TASK OBJECTIVE: The data is to be reproduced in full and without error.

GIVEN RECORDS:
◆ ◆ ◆ ◆
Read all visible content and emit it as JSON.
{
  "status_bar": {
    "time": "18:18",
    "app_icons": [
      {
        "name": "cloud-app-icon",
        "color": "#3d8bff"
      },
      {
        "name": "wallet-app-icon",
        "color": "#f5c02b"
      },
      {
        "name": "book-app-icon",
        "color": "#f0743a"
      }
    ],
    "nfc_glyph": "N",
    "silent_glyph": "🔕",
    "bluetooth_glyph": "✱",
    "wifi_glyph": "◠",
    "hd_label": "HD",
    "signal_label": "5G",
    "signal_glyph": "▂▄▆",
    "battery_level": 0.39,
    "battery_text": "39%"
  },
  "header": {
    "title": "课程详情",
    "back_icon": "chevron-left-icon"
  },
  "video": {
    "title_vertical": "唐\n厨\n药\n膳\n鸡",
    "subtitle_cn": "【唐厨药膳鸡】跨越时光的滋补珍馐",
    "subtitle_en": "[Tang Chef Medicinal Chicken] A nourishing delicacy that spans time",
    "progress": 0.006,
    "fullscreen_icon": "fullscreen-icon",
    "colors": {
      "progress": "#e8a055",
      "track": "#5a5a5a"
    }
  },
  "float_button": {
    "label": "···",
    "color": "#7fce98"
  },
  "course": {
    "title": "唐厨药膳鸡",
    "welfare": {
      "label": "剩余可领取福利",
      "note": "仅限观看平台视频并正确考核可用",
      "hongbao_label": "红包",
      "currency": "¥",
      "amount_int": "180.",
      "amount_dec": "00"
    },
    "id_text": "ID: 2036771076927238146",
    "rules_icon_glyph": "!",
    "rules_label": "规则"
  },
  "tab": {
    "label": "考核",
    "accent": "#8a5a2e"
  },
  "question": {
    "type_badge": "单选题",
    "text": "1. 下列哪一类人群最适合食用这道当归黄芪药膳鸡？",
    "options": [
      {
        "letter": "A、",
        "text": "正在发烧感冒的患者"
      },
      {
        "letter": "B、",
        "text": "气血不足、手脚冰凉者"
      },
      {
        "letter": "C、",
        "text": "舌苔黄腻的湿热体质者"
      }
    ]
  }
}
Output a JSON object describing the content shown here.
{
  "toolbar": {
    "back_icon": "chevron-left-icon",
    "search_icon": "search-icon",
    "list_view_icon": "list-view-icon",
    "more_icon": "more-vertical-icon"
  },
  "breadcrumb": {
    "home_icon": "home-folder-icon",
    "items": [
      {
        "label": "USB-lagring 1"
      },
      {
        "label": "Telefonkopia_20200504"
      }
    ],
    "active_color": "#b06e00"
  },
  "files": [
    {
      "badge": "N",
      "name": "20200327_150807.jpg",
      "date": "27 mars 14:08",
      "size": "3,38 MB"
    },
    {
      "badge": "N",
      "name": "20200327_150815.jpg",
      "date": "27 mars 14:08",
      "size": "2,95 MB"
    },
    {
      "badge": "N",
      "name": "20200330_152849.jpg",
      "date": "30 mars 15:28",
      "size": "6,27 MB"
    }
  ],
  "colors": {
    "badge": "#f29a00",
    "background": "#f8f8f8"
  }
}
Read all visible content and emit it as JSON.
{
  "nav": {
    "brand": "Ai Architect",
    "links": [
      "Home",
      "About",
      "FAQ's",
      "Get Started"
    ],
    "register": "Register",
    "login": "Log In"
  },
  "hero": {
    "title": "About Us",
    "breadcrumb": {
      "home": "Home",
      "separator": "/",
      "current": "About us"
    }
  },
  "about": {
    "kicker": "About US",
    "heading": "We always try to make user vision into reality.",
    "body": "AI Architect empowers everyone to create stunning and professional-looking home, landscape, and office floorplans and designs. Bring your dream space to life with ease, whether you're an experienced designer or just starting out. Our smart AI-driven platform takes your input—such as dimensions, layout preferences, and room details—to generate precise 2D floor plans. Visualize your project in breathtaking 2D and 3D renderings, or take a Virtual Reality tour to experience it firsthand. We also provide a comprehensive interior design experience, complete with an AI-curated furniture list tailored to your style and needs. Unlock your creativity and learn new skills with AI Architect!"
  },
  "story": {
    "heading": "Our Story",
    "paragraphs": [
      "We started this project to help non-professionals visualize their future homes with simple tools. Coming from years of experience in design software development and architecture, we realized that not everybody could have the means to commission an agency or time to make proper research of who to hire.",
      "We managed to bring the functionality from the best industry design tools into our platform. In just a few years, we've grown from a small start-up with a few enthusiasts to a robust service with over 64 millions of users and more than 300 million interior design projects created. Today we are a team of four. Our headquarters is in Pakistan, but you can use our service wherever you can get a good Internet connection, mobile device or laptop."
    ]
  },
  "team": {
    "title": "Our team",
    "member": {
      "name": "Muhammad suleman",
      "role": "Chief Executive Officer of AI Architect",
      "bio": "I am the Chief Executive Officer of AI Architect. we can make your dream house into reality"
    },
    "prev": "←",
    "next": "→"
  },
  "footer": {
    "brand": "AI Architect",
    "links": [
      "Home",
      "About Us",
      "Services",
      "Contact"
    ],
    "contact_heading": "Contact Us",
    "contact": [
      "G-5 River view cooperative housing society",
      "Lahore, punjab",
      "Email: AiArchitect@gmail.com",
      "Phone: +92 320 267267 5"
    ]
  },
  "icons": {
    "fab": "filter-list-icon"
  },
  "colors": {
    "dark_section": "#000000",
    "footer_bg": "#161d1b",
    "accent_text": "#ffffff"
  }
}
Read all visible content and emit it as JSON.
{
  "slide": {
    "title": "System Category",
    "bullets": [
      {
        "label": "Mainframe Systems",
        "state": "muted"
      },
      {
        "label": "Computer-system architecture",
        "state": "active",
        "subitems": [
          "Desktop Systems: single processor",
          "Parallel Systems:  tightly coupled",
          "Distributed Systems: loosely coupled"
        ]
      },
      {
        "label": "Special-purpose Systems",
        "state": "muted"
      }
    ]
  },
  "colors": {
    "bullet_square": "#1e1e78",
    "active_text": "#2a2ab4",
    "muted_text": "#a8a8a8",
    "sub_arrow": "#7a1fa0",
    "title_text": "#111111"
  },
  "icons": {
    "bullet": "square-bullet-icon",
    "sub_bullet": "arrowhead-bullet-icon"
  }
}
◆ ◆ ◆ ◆
FINAL ANSWER:
Read all visible content and emit it as JSON.
{
  "status_bar": {
    "time": "18:18",
    "app_icons": [
      {
        "name": "cloud-app-icon",
        "color": "#3d8bff"
      },
      {
        "name": "wallet-app-icon",
        "color": "#f5c02b"
      },
      {
        "name": "book-app-icon",
        "color": "#f0743a"
      }
    ],
    "nfc_glyph": "N",
    "silent_glyph": "🔕",
    "bluetooth_glyph": "✱",
    "wifi_glyph": "◠",
    "hd_label": "HD",
    "signal_label": "5G",
    "signal_glyph": "▂▄▆",
    "battery_level": 0.39,
    "battery_text": "39%"
  },
  "header": {
    "title": "课程详情",
    "back_icon": "chevron-left-icon"
  },
  "video": {
    "title_vertical": "唐\n厨\n药\n膳\n鸡",
    "subtitle_cn": "【唐厨药膳鸡】跨越时光的滋补珍馐",
    "subtitle_en": "[Tang Chef Medicinal Chicken] A nourishing delicacy that spans time",
    "progress": 0.006,
    "fullscreen_icon": "fullscreen-icon",
    "colors": {
      "progress": "#e8a055",
      "track": "#5a5a5a"
    }
  },
  "float_button": {
    "label": "···",
    "color": "#7fce98"
  },
  "course": {
    "title": "唐厨药膳鸡",
    "welfare": {
      "label": "剩余可领取福利",
      "note": "仅限观看平台视频并正确考核可用",
      "hongbao_label": "红包",
      "currency": "¥",
      "amount_int": "180.",
      "amount_dec": "00"
    },
    "id_text": "ID: 2036771076927238146",
    "rules_icon_glyph": "!",
    "rules_label": "规则"
  },
  "tab": {
    "label": "考核",
    "accent": "#8a5a2e"
  },
  "question": {
    "type_badge": "单选题",
    "text": "1. 下列哪一类人群最适合食用这道当归黄芪药膳鸡？",
    "options": [
      {
        "letter": "A、",
        "text": "正在发烧感冒的患者"
      },
      {
        "letter": "B、",
        "text": "气血不足、手脚冰凉者"
      },
      {
        "letter": "C、",
        "text": "舌苔黄腻的湿热体质者"
      }
    ]
  }
}
Output a JSON object describing the content shown here.
{
  "toolbar": {
    "back_icon": "chevron-left-icon",
    "search_icon": "search-icon",
    "list_view_icon": "list-view-icon",
    "more_icon": "more-vertical-icon"
  },
  "breadcrumb": {
    "home_icon": "home-folder-icon",
    "items": [
      {
        "label": "USB-lagring 1"
      },
      {
        "label": "Telefonkopia_20200504"
      }
    ],
    "active_color": "#b06e00"
  },
  "files": [
    {
      "badge": "N",
      "name": "20200327_150807.jpg",
      "date": "27 mars 14:08",
      "size": "3,38 MB"
    },
    {
      "badge": "N",
      "name": "20200327_150815.jpg",
      "date": "27 mars 14:08",
      "size": "2,95 MB"
    },
    {
      "badge": "N",
      "name": "20200330_152849.jpg",
      "date": "30 mars 15:28",
      "size": "6,27 MB"
    }
  ],
  "colors": {
    "badge": "#f29a00",
    "background": "#f8f8f8"
  }
}
Read all visible content and emit it as JSON.
{
  "nav": {
    "brand": "Ai Architect",
    "links": [
      "Home",
      "About",
      "FAQ's",
      "Get Started"
    ],
    "register": "Register",
    "login": "Log In"
  },
  "hero": {
    "title": "About Us",
    "breadcrumb": {
      "home": "Home",
      "separator": "/",
      "current": "About us"
    }
  },
  "about": {
    "kicker": "About US",
    "heading": "We always try to make user vision into reality.",
    "body": "AI Architect empowers everyone to create stunning and professional-looking home, landscape, and office floorplans and designs. Bring your dream space to life with ease, whether you're an experienced designer or just starting out. Our smart AI-driven platform takes your input—such as dimensions, layout preferences, and room details—to generate precise 2D floor plans. Visualize your project in breathtaking 2D and 3D renderings, or take a Virtual Reality tour to experience it firsthand. We also provide a comprehensive interior design experience, complete with an AI-curated furniture list tailored to your style and needs. Unlock your creativity and learn new skills with AI Architect!"
  },
  "story": {
    "heading": "Our Story",
    "paragraphs": [
      "We started this project to help non-professionals visualize their future homes with simple tools. Coming from years of experience in design software development and architecture, we realized that not everybody could have the means to commission an agency or time to make proper research of who to hire.",
      "We managed to bring the functionality from the best industry design tools into our platform. In just a few years, we've grown from a small start-up with a few enthusiasts to a robust service with over 64 millions of users and more than 300 million interior design projects created. Today we are a team of four. Our headquarters is in Pakistan, but you can use our service wherever you can get a good Internet connection, mobile device or laptop."
    ]
  },
  "team": {
    "title": "Our team",
    "member": {
      "name": "Muhammad suleman",
      "role": "Chief Executive Officer of AI Architect",
      "bio": "I am the Chief Executive Officer of AI Architect. we can make your dream house into reality"
    },
    "prev": "←",
    "next": "→"
  },
  "footer": {
    "brand": "AI Architect",
    "links": [
      "Home",
      "About Us",
      "Services",
      "Contact"
    ],
    "contact_heading": "Contact Us",
    "contact": [
      "G-5 River view cooperative housing society",
      "Lahore, punjab",
      "Email: AiArchitect@gmail.com",
      "Phone: +92 320 267267 5"
    ]
  },
  "icons": {
    "fab": "filter-list-icon"
  },
  "colors": {
    "dark_section": "#000000",
    "footer_bg": "#161d1b",
    "accent_text": "#ffffff"
  }
}
Read all visible content and emit it as JSON.
{
  "slide": {
    "title": "System Category",
    "bullets": [
      {
        "label": "Mainframe Systems",
        "state": "muted"
      },
      {
        "label": "Computer-system architecture",
        "state": "active",
        "subitems": [
          "Desktop Systems: single processor",
          "Parallel Systems:  tightly coupled",
          "Distributed Systems: loosely coupled"
        ]
      },
      {
        "label": "Special-purpose Systems",
        "state": "muted"
      }
    ]
  },
  "colors": {
    "bullet_square": "#1e1e78",
    "active_text": "#2a2ab4",
    "muted_text": "#a8a8a8",
    "sub_arrow": "#7a1fa0",
    "title_text": "#111111"
  },
  "icons": {
    "bullet": "square-bullet-icon",
    "sub_bullet": "arrowhead-bullet-icon"
  }
}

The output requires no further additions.